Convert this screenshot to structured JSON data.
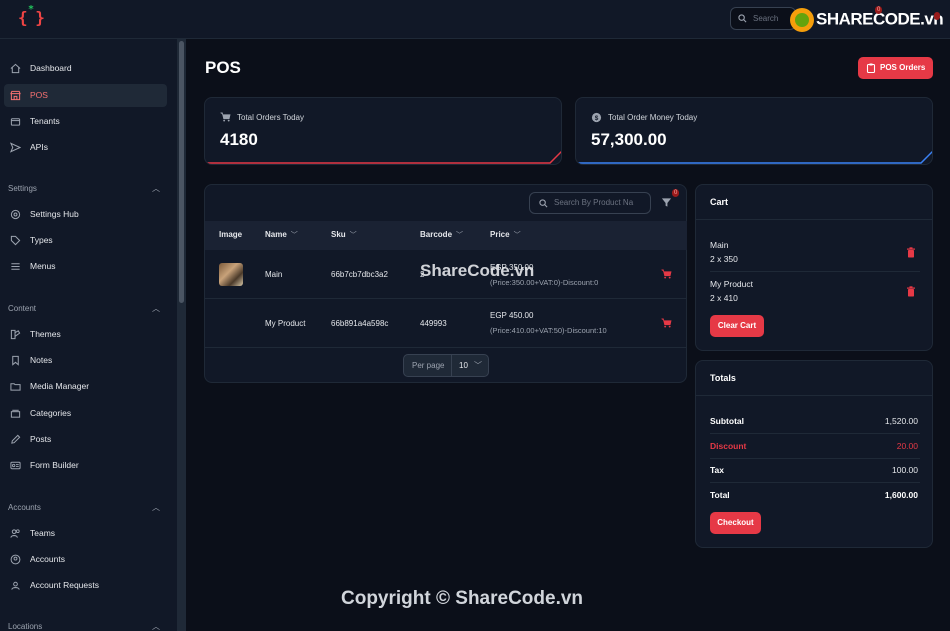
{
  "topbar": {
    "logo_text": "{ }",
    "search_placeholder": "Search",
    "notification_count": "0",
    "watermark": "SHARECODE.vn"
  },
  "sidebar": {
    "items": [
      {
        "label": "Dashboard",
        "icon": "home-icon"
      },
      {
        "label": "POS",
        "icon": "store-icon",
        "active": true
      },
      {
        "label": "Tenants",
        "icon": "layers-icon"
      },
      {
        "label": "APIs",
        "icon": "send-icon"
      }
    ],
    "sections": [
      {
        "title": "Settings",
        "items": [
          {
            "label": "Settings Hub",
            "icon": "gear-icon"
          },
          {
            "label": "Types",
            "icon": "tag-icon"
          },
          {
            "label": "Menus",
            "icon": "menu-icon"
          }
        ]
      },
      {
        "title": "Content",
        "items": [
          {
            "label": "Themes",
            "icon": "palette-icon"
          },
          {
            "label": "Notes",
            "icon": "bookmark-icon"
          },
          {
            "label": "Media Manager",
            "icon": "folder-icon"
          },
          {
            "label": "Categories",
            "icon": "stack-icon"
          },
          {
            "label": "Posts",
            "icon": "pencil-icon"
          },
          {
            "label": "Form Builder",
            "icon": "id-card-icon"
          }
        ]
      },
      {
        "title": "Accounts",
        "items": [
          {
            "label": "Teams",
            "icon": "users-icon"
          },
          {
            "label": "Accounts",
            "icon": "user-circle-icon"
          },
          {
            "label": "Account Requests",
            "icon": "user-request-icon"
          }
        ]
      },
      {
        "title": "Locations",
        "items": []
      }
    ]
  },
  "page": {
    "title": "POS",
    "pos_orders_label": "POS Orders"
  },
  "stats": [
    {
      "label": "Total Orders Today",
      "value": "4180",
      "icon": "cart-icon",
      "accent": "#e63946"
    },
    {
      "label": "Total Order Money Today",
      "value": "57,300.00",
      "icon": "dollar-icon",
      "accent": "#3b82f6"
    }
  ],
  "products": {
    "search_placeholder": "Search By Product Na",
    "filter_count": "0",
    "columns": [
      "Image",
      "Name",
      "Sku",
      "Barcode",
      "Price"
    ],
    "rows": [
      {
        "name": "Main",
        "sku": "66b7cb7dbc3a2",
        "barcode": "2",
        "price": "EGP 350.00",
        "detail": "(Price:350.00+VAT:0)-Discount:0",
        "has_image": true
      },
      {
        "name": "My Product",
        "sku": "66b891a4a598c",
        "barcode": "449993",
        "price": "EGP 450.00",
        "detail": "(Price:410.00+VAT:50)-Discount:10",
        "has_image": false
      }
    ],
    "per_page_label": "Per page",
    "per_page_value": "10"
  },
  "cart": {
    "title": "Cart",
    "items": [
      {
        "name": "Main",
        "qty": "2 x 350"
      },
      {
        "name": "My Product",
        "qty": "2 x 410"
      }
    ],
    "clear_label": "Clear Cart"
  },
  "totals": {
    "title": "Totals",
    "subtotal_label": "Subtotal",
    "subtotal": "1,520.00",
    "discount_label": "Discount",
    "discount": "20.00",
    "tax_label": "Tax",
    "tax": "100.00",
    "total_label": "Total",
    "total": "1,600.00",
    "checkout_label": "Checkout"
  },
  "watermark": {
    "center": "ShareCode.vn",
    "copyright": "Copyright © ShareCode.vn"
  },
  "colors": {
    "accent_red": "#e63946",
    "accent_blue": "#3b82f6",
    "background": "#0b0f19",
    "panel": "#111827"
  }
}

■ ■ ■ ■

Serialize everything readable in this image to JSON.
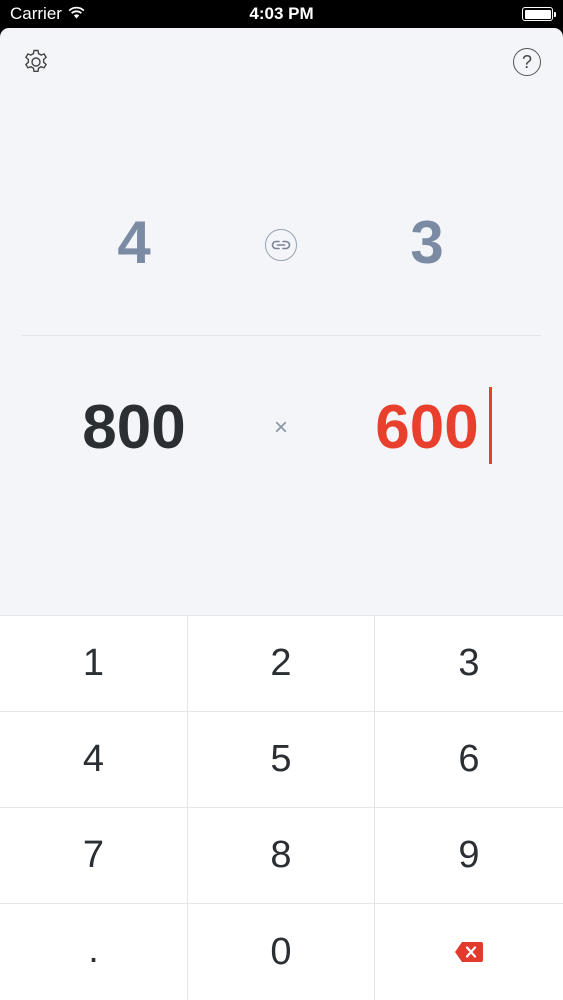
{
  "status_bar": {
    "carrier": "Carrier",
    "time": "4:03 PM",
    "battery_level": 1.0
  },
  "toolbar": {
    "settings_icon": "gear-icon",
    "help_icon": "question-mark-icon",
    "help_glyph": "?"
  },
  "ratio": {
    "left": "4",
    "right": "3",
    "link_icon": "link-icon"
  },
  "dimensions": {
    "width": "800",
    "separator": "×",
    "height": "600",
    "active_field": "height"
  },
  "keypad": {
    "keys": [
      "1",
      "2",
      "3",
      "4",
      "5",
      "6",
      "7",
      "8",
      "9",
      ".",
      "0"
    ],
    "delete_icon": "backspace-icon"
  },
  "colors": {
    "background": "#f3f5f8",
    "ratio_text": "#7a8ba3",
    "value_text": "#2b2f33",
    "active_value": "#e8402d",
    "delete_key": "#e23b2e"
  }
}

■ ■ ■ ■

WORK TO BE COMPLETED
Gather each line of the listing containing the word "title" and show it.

RESULT FOR THIS TASK
        "title": "Settings",
        "title": "Content",
        "title": "Accounts",
        "title": "Locations",
    "title": "POS",
    "title": "Cart",
    "title": "Totals",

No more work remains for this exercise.